- _What you are asked to do_: Keep only the lines of the material below that contain the word "Wingtip". Copy those lines.

- _Information_:
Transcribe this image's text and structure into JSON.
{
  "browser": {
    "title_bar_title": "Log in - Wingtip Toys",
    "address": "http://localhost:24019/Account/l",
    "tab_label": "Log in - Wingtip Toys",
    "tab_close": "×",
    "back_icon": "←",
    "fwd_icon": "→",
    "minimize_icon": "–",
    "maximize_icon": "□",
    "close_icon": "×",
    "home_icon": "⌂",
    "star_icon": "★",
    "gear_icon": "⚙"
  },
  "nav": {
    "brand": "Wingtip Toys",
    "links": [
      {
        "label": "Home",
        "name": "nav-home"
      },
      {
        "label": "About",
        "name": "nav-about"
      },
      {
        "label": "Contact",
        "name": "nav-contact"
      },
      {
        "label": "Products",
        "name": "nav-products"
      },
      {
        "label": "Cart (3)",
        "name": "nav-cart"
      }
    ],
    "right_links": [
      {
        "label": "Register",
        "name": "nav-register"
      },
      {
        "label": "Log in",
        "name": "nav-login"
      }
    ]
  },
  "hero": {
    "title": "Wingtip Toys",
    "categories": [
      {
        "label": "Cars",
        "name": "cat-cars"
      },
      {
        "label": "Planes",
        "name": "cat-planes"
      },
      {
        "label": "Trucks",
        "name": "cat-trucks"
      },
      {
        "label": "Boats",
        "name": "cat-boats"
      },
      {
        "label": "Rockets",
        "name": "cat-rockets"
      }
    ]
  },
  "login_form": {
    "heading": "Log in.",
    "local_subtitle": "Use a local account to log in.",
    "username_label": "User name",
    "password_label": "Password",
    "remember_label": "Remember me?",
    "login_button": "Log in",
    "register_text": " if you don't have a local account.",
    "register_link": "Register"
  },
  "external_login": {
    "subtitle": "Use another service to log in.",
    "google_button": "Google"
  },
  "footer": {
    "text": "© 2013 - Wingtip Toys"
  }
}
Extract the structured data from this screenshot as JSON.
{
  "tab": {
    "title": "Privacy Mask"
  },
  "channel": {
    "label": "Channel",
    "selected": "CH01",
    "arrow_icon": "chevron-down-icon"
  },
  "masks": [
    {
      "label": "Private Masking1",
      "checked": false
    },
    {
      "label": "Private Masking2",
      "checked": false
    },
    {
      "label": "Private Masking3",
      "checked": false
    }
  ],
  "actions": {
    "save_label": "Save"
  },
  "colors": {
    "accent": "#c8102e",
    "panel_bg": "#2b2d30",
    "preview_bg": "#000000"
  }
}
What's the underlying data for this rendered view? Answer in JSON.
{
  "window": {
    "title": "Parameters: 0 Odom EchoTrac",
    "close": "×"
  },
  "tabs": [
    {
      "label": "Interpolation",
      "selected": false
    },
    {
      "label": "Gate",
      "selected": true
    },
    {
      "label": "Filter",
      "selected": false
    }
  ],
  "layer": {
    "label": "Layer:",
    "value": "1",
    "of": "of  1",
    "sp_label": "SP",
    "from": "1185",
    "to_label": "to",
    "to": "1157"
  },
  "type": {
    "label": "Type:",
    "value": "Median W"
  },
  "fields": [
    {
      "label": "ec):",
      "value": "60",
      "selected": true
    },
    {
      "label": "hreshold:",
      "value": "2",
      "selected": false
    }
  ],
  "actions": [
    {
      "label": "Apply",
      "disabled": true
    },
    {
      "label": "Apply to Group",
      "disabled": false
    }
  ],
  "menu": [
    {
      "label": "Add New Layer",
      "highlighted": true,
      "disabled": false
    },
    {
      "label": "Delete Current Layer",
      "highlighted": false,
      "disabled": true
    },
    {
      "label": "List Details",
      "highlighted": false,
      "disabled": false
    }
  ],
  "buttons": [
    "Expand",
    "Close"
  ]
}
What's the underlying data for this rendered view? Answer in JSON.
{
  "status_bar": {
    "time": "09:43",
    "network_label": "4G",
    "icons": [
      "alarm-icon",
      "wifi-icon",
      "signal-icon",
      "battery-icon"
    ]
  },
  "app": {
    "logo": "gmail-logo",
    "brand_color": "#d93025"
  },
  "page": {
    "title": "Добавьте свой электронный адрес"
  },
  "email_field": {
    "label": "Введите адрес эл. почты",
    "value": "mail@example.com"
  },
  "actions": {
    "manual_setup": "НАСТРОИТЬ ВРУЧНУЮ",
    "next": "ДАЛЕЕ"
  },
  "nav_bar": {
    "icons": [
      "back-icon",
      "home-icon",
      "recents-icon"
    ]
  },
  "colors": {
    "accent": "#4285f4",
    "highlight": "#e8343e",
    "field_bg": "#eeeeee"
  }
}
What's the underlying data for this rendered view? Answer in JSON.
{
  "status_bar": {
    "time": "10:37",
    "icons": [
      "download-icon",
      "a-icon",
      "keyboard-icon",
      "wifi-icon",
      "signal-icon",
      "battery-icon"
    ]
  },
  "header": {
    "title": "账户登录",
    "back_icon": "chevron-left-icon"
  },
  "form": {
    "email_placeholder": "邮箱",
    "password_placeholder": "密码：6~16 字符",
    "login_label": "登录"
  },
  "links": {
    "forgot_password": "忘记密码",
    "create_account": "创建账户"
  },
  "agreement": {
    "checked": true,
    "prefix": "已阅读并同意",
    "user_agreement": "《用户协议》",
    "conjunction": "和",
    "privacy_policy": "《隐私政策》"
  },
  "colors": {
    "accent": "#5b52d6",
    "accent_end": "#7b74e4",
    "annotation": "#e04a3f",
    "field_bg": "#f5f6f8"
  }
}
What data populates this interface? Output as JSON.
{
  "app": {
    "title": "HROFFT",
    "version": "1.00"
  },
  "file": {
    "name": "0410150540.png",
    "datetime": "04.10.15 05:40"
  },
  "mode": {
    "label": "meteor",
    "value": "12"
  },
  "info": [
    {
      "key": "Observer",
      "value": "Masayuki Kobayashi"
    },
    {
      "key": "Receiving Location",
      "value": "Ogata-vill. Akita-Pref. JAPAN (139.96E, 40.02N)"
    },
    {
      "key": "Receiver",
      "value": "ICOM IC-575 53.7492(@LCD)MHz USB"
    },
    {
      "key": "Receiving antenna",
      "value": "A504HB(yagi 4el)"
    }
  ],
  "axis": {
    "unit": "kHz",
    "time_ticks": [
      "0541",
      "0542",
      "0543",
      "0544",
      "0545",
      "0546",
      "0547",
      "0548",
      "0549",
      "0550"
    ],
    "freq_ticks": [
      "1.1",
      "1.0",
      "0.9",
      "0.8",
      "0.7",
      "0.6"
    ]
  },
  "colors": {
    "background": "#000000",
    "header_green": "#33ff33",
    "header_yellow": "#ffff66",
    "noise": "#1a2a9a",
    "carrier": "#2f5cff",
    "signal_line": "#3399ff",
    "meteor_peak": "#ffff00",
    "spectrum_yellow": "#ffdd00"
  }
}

- _Exercise result_:
    "title_bar_title": "Log in - Wingtip Toys",
    "tab_label": "Log in - Wingtip Toys",
    "brand": "Wingtip Toys",
    "title": "Wingtip Toys",
    "text": "© 2013 - Wingtip Toys"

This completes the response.